When do we first encounter God in our lives? It is usually as a child when we have matured enough to be aware of our surroundings. For me, other than my mother reading bible stories to me, I first found God in nature. I may not have comprehended God’s presence fully because my little mind lacked the imagery and vocabulary of God but I sensed something supernatural in the buzz of a bumblebee or the way a maple key twirled down to the earth and there was something special about a fuzzy caterpillar crawling up the side of our apple tree. Nature can be a great teacher assisting us on our journey through life. Before the coming of Christ our ancestors fostered a special relationship with God through nature. God’s revelation through nature can help us see the sacredness of God that is always present in the natural world. The Church Father’s referred to this as the Gospel of Nature.
Whenever we look up into the night sky and see the silver moon we can easily think of the compassion and love of the Virgin Mary and how she comforts the wounded heart. Or seeing the three stars of Orion’s belt in the night sky, our thoughts can turn to the Holy Trinity, Father, Son and Holy Ghost, One God in Three Divine Persons who created us in His own image. Gazing up at the seven stars of the big dipper, our thoughts turn to the seven virtues of Faith, Hope, Love, Prudence, Justice, Fortitude, Temperance that guide us in our life here on earth. In seeing the morning and evening star we are reminded that our journey in life is between birth and death. Symbolically our life begins in the east and progresses towards the west and the life that is lived between this dawn and sunset is our own life journey. Lying on the ground looking up into the night sky and if we are able to find the North Star, we would see all of the stars in the sky revolve around this pole star. This fixed star can symbolize Jesus Christ, the same yesterday, today and tomorrow who is our unwavering guide in our life journey. All this imagery in the night sky can be seen as a natural revelation set there to proclaim God’s glory. It is there to speak to the soul of a Christian pilgrim. “There, peeping among the cloud-wrack above a dark tor high up in the mountains, Sam saw a white star twinkle for a while. The beauty of it smote his heart, as he looked up out of the forsaken land, and hope returned to him. For like a shaft, clear and cold, the thought pierced him that in the end the Shadow was only a small and passing thing: there was light and high beauty forever beyond its reach.” The Return of the King by J.R.R. Tolkien
The Unconditional Love of God which fashioned and orders the universe speaks to all living and non-living things. In understanding the universe as sacramental, there is no division between the natural and the supernatural world or the secular world and the sacred world. Reality is all spiritual. Every particle of the stars and planets, every ounce of ocean water, every grain of sand and every living creature on this planet and every planet that may have life belongs to God. Every created thing in the universe points back to their source.
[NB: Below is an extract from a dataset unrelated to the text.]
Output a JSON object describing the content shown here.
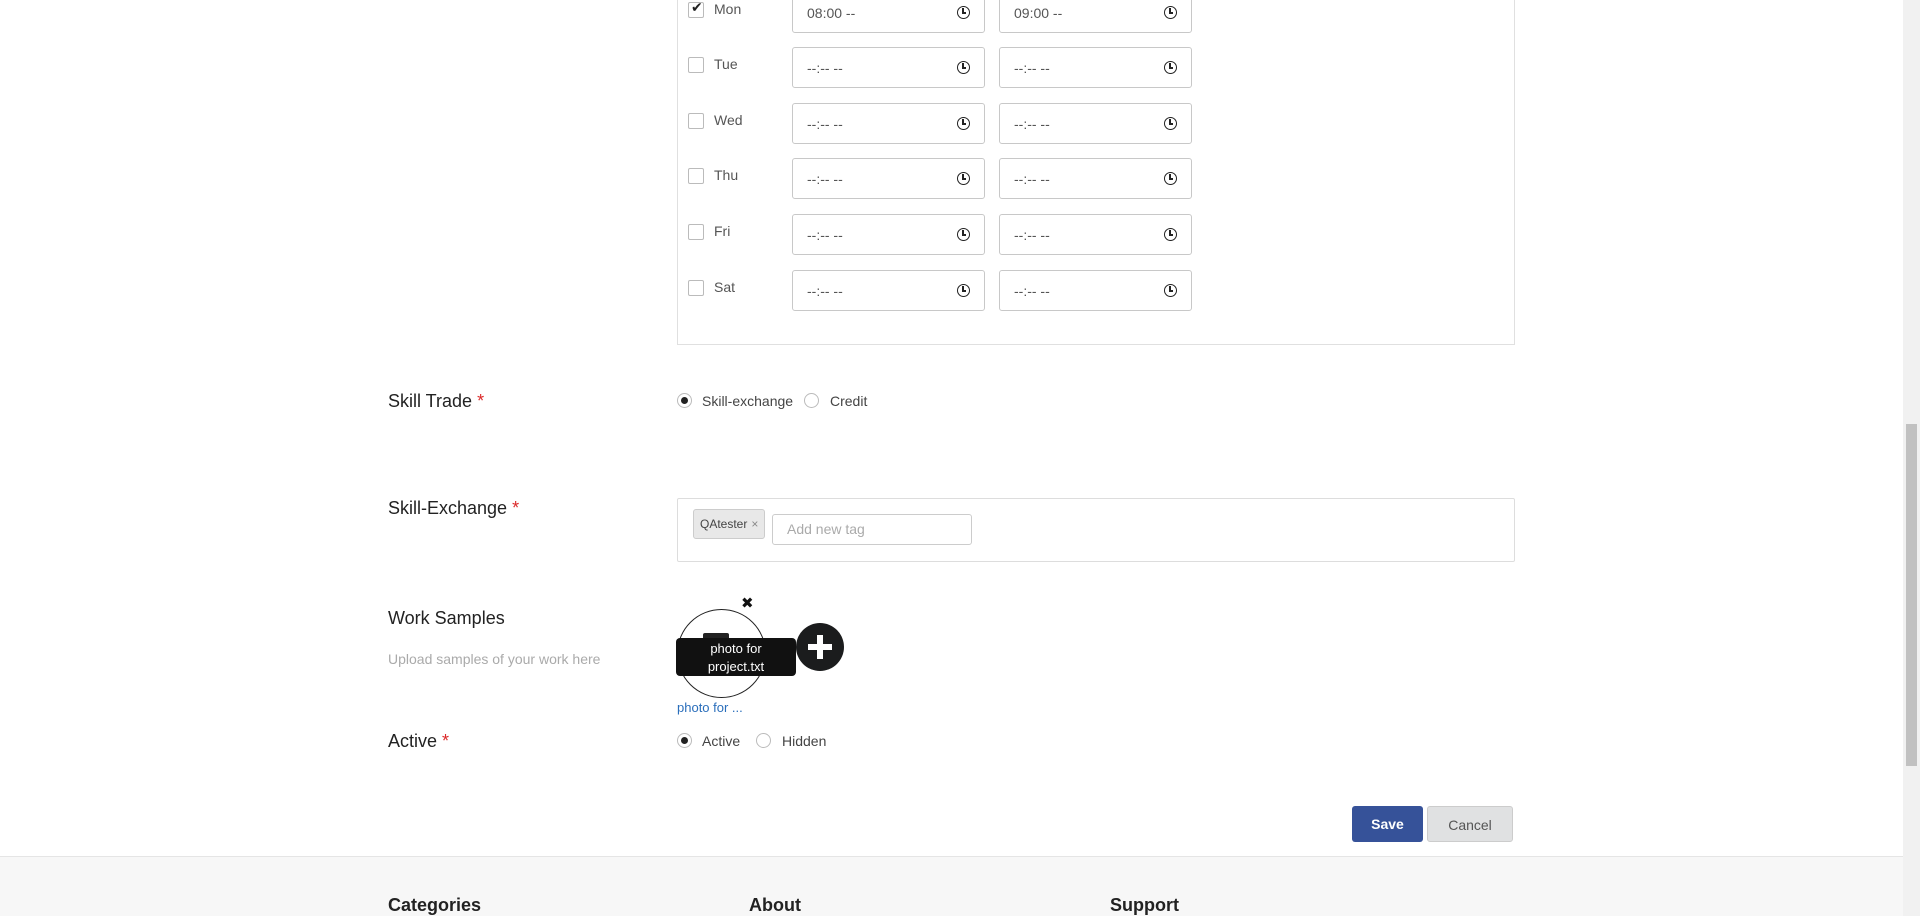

Because the universe was created out of love, it will image God, making it sacramental and a way for humans to participate in God’s creative love. Through specific sacraments of the church, God’s Grace is given to humanity. Through a more general sacramentality, God’s love is given to humanity through creation.
“The world as man’s food is not something “material” and limited to material functions, thus different from, and opposed to, the specifically “spiritual” functions by which man is related to God. All that exists is God’s gift to man, and it all exists to make God known to man, to make man’s life communion with God. It is divine love made food, made life for man. God blesses everything He creates, and, in biblical language, this means that He makes all creation the sign and means of His presence and wisdom, love and revelation: “O taste and see that the Lord is good.” Alexander Schmemann, For the Life of the World